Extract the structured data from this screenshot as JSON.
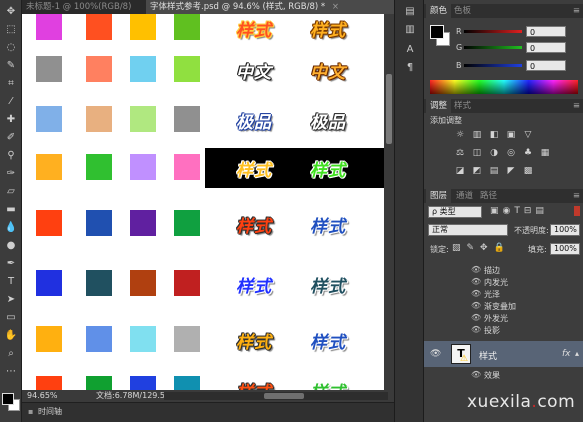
{
  "tabs": [
    {
      "label": "未标题-1 @ 100%(RGB/8)",
      "active": false
    },
    {
      "label": "字体样式参考.psd @ 94.6% (样式, RGB/8) *",
      "active": true
    }
  ],
  "canvas": {
    "color_squares": [
      [
        "#e040e0",
        "#ff5020",
        "#ffc000",
        "#60c020"
      ],
      [
        "#909090",
        "#ff8060",
        "#70d0f0",
        "#90e040"
      ],
      [
        "#80b0e8",
        "#e8b080",
        "#b0e880",
        "#909090"
      ],
      [
        "#ffb020",
        "#30c030",
        "#c090ff",
        "#ff70c0"
      ],
      [
        "#ff4010",
        "#2050b0",
        "#6020a0",
        "#10a040"
      ],
      [
        "#2030e0",
        "#205060",
        "#b04010",
        "#c02020"
      ],
      [
        "#ffb010",
        "#6090e8",
        "#80e0f0",
        "#b0b0b0"
      ],
      [
        "#ff4010",
        "#10a030",
        "#2040e0",
        "#1090b0"
      ]
    ],
    "styled_text": [
      {
        "text": "样式",
        "color": "#ff5020",
        "stroke": "#ffd040"
      },
      {
        "text": "样式",
        "color": "#ffb020",
        "stroke": "#7a3a00"
      },
      {
        "text": "中文",
        "color": "#ffffff",
        "stroke": "#202020"
      },
      {
        "text": "中文",
        "color": "#ffb030",
        "stroke": "#6a2a00"
      },
      {
        "text": "极品",
        "color": "#ffffff",
        "stroke": "#2040a0"
      },
      {
        "text": "极品",
        "color": "#ffffff",
        "stroke": "#303030"
      },
      {
        "text": "样式",
        "color": "#ffc020",
        "stroke": "#ffffff"
      },
      {
        "text": "样式",
        "color": "#40e020",
        "stroke": "#ffffff"
      },
      {
        "text": "样式",
        "color": "#ff4010",
        "stroke": "#303030"
      },
      {
        "text": "样式",
        "color": "#2050c0",
        "stroke": "#ffffff"
      },
      {
        "text": "样式",
        "color": "#2030ff",
        "stroke": "#ffffff"
      },
      {
        "text": "样式",
        "color": "#205060",
        "stroke": "#ffffff"
      },
      {
        "text": "样式",
        "color": "#ffb010",
        "stroke": "#303030"
      },
      {
        "text": "样式",
        "color": "#2050c0",
        "stroke": "#ffffff"
      },
      {
        "text": "样式",
        "color": "#ff5010",
        "stroke": "#303030"
      },
      {
        "text": "样式",
        "color": "#30c030",
        "stroke": "#ffffff"
      }
    ]
  },
  "status": {
    "zoom": "94.65%",
    "doc": "文档:6.78M/129.5M",
    "timeline": "时间轴"
  },
  "color_panel": {
    "tabs": [
      "颜色",
      "色板"
    ],
    "channels": [
      {
        "label": "R",
        "value": "0",
        "color": "#e02020"
      },
      {
        "label": "G",
        "value": "0",
        "color": "#20c020"
      },
      {
        "label": "B",
        "value": "0",
        "color": "#2040e0"
      }
    ]
  },
  "adjust_panel": {
    "tabs": [
      "调整",
      "样式"
    ],
    "title": "添加调整",
    "icons_row1": [
      "☼",
      "▥",
      "◧",
      "▣",
      "▽"
    ],
    "icons_row2": [
      "⚖",
      "◫",
      "◑",
      "◎",
      "♣",
      "▦"
    ],
    "icons_row3": [
      "◪",
      "◩",
      "▤",
      "◤",
      "▩"
    ]
  },
  "layers_panel": {
    "tabs": [
      "图层",
      "通道",
      "路径"
    ],
    "filter": "ρ 类型",
    "blend_mode": "正常",
    "opacity_label": "不透明度:",
    "opacity_value": "100%",
    "lock_label": "锁定:",
    "fill_label": "填充:",
    "fill_value": "100%",
    "effects": [
      "描边",
      "内发光",
      "光泽",
      "渐变叠加",
      "外发光",
      "投影"
    ],
    "layer_name": "样式",
    "fx": "fx",
    "sub_effects": "效果"
  },
  "watermark": {
    "left": "xuexila",
    "dot": ".",
    "right": "com"
  }
}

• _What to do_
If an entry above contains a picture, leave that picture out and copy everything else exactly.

• _Expected answer_
Extract the structured data from this screenshot as JSON.
{
  "tabs": [
    {
      "label": "未标题-1 @ 100%(RGB/8)",
      "active": false
    },
    {
      "label": "字体样式参考.psd @ 94.6% (样式, RGB/8) *",
      "active": true
    }
  ],
  "canvas": {
    "color_squares": [
      [
        "#e040e0",
        "#ff5020",
        "#ffc000",
        "#60c020"
      ],
      [
        "#909090",
        "#ff8060",
        "#70d0f0",
        "#90e040"
      ],
      [
        "#80b0e8",
        "#e8b080",
        "#b0e880",
        "#909090"
      ],
      [
        "#ffb020",
        "#30c030",
        "#c090ff",
        "#ff70c0"
      ],
      [
        "#ff4010",
        "#2050b0",
        "#6020a0",
        "#10a040"
      ],
      [
        "#2030e0",
        "#205060",
        "#b04010",
        "#c02020"
      ],
      [
        "#ffb010",
        "#6090e8",
        "#80e0f0",
        "#b0b0b0"
      ],
      [
        "#ff4010",
        "#10a030",
        "#2040e0",
        "#1090b0"
      ]
    ],
    "styled_text": [
      {
        "text": "样式",
        "color": "#ff5020",
        "stroke": "#ffd040"
      },
      {
        "text": "样式",
        "color": "#ffb020",
        "stroke": "#7a3a00"
      },
      {
        "text": "中文",
        "color": "#ffffff",
        "stroke": "#202020"
      },
      {
        "text": "中文",
        "color": "#ffb030",
        "stroke": "#6a2a00"
      },
      {
        "text": "极品",
        "color": "#ffffff",
        "stroke": "#2040a0"
      },
      {
        "text": "极品",
        "color": "#ffffff",
        "stroke": "#303030"
      },
      {
        "text": "样式",
        "color": "#ffc020",
        "stroke": "#ffffff"
      },
      {
        "text": "样式",
        "color": "#40e020",
        "stroke": "#ffffff"
      },
      {
        "text": "样式",
        "color": "#ff4010",
        "stroke": "#303030"
      },
      {
        "text": "样式",
        "color": "#2050c0",
        "stroke": "#ffffff"
      },
      {
        "text": "样式",
        "color": "#2030ff",
        "stroke": "#ffffff"
      },
      {
        "text": "样式",
        "color": "#205060",
        "stroke": "#ffffff"
      },
      {
        "text": "样式",
        "color": "#ffb010",
        "stroke": "#303030"
      },
      {
        "text": "样式",
        "color": "#2050c0",
        "stroke": "#ffffff"
      },
      {
        "text": "样式",
        "color": "#ff5010",
        "stroke": "#303030"
      },
      {
        "text": "样式",
        "color": "#30c030",
        "stroke": "#ffffff"
      }
    ]
  },
  "status": {
    "zoom": "94.65%",
    "doc": "文档:6.78M/129.5M",
    "timeline": "时间轴"
  },
  "color_panel": {
    "tabs": [
      "颜色",
      "色板"
    ],
    "channels": [
      {
        "label": "R",
        "value": "0",
        "color": "#e02020"
      },
      {
        "label": "G",
        "value": "0",
        "color": "#20c020"
      },
      {
        "label": "B",
        "value": "0",
        "color": "#2040e0"
      }
    ]
  },
  "adjust_panel": {
    "tabs": [
      "调整",
      "样式"
    ],
    "title": "添加调整",
    "icons_row1": [
      "☼",
      "▥",
      "◧",
      "▣",
      "▽"
    ],
    "icons_row2": [
      "⚖",
      "◫",
      "◑",
      "◎",
      "♣",
      "▦"
    ],
    "icons_row3": [
      "◪",
      "◩",
      "▤",
      "◤",
      "▩"
    ]
  },
  "layers_panel": {
    "tabs": [
      "图层",
      "通道",
      "路径"
    ],
    "filter": "ρ 类型",
    "blend_mode": "正常",
    "opacity_label": "不透明度:",
    "opacity_value": "100%",
    "lock_label": "锁定:",
    "fill_label": "填充:",
    "fill_value": "100%",
    "effects": [
      "描边",
      "内发光",
      "光泽",
      "渐变叠加",
      "外发光",
      "投影"
    ],
    "layer_name": "样式",
    "fx": "fx",
    "sub_effects": "效果"
  },
  "watermark": {
    "left": "xuexila",
    "dot": ".",
    "right": "com"
  }
}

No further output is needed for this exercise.